Judges are ethically bound to uphold and promote the independence, integrity, and impartiality of the judiciary, and avoid not only impropriety in that regard, but theĀ appearance of impropriety. It is generally contrary to these requirements to express partisan or political views. A judge must interpret and apply the law, for example, without regard to whether the judge approves or disapproves of the law in question.

However, judges are encouraged within these constraints, because of their expertise, to express views about the law, the legal system, and the administration of justice through speaking, writing, teaching, and research. And they’re not totally prohibited from expressing their views on something nonlegal just because it might have policy or political implications. Judges have a right of free speech, too.

I have dabbled from time to time over the years in poetry (mostly limericks), and I must admit they have not been wholly apolitical. I have therefore kept them pretty much to myself. Having retired in September 2018 I am no longer required to be apolitical. But habits die hard.

I here choose to share four poems (among 29) I’ve written over the years. For a couple of them, they clearly express disagreement with current law and legal policy (money in politics and guns). That there are also inherent political implications does not prohibit their expression; at the least, my retired status pushes their recitation across the line of permissibility. The other two poems raise concerns so broad that they can be published here despite the fact any policy may inevitably have political implications. Click here:


22. Advice to Witnesses (4 pp.)

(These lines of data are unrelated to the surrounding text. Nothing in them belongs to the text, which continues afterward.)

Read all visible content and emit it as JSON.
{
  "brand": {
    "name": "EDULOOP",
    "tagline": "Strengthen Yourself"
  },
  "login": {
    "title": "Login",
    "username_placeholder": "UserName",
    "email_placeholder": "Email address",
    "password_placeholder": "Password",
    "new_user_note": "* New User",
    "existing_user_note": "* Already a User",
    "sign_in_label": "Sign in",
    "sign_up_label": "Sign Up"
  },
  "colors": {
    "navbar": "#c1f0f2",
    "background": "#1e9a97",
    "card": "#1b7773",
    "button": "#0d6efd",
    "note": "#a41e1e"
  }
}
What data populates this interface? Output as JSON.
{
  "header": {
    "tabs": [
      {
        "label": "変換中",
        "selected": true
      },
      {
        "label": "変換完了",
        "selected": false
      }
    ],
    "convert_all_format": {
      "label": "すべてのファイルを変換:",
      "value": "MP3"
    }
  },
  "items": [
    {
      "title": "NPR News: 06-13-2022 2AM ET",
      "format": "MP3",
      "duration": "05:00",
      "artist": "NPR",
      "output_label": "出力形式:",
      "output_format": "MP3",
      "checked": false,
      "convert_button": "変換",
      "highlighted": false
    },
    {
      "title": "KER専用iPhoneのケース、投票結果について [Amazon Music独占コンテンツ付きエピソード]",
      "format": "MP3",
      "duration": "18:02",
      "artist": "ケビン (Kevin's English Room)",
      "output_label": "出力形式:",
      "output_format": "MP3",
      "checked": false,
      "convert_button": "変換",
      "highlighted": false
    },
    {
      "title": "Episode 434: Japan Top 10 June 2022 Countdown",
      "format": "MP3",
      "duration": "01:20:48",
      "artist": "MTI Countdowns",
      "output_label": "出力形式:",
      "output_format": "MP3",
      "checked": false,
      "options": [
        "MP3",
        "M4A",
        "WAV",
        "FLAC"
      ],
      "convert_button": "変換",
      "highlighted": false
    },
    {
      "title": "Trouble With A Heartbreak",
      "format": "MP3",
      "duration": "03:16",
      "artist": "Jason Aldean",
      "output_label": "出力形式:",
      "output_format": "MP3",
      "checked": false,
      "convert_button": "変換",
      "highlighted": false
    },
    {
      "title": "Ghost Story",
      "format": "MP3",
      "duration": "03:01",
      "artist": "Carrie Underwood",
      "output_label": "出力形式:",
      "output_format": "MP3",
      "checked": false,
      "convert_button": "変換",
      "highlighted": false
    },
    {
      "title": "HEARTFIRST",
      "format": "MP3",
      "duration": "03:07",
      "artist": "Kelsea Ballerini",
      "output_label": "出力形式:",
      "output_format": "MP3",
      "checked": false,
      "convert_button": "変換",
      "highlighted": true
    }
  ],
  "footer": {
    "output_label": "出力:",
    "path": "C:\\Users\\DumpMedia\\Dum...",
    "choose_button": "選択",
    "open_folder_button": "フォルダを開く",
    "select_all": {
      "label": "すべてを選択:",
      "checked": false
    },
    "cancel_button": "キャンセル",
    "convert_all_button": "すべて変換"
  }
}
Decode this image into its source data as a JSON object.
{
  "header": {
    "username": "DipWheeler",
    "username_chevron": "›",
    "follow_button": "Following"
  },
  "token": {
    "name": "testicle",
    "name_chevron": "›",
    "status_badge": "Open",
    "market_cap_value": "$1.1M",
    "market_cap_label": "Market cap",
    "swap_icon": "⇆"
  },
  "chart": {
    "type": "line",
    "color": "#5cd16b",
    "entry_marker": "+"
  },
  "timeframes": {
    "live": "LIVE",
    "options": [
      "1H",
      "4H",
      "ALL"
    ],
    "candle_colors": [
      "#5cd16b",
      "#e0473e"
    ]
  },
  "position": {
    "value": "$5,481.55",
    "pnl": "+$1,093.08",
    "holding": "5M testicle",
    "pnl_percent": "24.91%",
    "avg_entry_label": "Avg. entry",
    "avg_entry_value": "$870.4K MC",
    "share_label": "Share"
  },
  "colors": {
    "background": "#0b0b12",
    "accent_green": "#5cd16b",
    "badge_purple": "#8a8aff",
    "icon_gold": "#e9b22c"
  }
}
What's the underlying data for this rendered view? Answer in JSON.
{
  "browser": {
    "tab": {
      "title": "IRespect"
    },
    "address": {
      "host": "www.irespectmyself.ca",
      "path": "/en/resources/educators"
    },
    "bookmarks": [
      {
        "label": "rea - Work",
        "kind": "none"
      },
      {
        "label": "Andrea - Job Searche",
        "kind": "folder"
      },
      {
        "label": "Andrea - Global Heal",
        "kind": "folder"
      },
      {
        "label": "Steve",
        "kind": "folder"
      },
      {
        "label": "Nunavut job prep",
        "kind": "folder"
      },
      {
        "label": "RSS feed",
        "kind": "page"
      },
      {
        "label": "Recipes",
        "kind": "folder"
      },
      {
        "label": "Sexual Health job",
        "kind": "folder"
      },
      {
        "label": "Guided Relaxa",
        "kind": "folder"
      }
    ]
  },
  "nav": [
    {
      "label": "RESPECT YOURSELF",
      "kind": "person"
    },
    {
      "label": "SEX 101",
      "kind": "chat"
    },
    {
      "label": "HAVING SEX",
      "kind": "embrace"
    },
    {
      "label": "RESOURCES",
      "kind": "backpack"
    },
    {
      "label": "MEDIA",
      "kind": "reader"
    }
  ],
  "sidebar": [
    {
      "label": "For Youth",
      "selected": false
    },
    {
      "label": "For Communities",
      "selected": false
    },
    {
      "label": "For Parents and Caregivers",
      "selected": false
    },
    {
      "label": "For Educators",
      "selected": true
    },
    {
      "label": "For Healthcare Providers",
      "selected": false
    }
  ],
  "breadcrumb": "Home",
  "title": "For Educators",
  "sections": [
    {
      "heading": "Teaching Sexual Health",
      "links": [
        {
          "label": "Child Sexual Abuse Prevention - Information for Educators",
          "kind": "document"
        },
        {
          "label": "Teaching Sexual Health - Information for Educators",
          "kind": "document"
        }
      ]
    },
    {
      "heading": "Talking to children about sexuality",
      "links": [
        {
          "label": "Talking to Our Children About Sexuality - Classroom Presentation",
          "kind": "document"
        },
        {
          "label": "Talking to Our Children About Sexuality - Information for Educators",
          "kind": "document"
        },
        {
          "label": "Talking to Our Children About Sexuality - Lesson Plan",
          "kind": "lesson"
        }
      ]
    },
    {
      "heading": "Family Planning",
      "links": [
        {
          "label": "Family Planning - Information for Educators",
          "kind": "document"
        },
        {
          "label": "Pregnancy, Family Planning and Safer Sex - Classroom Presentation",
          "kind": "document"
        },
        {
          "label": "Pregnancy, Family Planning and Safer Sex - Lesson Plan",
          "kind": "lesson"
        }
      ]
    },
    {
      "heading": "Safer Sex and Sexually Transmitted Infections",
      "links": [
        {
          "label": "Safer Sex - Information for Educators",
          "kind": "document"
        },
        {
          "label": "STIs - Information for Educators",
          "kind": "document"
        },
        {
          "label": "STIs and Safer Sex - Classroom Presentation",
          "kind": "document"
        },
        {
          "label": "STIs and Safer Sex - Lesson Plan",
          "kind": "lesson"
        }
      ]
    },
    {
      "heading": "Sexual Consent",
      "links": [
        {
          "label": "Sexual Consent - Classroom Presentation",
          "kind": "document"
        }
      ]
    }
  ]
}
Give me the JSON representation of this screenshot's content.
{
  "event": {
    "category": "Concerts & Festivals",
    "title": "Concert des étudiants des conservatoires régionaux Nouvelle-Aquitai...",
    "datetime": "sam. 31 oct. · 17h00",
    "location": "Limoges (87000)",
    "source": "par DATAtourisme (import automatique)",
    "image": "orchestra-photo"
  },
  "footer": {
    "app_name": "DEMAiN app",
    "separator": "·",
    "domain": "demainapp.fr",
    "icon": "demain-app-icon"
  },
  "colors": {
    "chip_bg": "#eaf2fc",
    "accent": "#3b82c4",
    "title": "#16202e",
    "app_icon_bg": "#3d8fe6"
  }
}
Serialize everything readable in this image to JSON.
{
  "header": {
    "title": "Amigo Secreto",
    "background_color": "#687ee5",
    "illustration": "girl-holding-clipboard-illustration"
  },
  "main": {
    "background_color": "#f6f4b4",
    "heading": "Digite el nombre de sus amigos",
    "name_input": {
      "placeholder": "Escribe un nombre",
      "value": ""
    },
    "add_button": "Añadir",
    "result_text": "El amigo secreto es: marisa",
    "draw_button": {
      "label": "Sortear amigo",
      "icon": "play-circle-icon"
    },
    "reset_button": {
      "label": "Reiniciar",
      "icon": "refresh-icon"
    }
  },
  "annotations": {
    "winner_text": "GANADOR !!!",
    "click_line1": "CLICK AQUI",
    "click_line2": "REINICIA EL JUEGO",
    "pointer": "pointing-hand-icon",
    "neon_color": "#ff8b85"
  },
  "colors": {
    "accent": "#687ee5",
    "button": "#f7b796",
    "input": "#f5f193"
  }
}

As a trial lawyer who often had to prepare witnesses for their testimony, I’d talk to each one I planned to call for any trial, civil or criminal, about much of this information, and then give them one or more of these three lists of things to remember: